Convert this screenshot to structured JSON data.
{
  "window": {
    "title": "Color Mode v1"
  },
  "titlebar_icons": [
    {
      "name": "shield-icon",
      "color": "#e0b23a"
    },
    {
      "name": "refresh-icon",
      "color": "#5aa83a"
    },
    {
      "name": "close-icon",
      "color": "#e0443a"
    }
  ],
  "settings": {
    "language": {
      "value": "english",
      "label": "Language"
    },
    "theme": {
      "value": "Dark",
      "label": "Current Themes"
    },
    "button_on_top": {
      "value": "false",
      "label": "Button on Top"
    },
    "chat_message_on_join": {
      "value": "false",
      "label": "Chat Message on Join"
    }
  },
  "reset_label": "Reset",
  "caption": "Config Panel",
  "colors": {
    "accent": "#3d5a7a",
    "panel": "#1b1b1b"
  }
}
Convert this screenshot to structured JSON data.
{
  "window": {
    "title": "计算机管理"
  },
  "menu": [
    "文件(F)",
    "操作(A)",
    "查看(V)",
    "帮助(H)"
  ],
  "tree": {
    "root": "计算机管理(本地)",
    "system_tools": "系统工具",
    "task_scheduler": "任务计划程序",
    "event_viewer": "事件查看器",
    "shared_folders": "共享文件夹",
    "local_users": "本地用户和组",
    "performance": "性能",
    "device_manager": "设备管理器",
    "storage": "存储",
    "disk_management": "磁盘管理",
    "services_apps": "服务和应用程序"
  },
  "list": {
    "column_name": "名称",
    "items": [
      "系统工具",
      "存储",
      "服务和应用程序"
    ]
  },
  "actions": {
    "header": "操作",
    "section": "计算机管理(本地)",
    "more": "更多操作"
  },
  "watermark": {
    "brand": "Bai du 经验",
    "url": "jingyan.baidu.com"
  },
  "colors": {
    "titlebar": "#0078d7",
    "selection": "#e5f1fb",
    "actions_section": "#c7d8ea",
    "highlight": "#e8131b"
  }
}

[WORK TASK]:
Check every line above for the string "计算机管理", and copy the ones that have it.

[RESULT FOR THIS TASK]:
    "title": "计算机管理"
    "root": "计算机管理(本地)",
    "section": "计算机管理(本地)",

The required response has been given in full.